_AIM OF THE EXERCISE_. Each line of the records that includes "dial" should be found and copied.

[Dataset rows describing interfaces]
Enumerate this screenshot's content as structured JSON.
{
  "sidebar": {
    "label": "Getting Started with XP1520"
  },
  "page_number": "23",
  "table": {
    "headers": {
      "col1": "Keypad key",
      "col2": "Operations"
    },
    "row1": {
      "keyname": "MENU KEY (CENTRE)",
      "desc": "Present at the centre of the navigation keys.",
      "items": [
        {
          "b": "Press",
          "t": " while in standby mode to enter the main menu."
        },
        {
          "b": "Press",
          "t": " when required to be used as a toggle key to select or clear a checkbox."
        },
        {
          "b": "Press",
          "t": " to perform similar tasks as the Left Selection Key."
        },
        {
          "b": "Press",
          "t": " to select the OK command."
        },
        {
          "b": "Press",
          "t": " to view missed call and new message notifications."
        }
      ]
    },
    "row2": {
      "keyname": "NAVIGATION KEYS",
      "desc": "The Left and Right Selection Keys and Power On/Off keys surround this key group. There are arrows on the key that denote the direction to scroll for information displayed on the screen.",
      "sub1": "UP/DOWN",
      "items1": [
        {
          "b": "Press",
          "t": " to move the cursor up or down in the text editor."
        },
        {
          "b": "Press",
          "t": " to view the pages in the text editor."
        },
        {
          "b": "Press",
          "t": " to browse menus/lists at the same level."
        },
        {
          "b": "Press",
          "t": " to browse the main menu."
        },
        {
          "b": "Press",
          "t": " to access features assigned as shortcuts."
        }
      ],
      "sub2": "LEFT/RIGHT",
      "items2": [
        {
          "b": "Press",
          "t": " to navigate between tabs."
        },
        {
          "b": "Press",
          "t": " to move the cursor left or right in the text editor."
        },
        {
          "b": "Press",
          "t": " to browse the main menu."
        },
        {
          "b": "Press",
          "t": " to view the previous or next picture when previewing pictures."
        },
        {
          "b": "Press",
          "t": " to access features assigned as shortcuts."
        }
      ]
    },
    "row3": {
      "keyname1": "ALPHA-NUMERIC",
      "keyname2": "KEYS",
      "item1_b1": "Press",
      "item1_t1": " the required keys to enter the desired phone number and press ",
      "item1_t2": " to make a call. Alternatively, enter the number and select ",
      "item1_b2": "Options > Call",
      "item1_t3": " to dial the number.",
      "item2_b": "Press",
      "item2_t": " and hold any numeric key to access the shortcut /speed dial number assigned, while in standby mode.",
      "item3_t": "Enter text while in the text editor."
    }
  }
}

_FINISHED TASK_.
      "item1_t3": " to dial the number.",
      "item2_t": " and hold any numeric key to access the shortcut /speed dial number assigned, while in standby mode.",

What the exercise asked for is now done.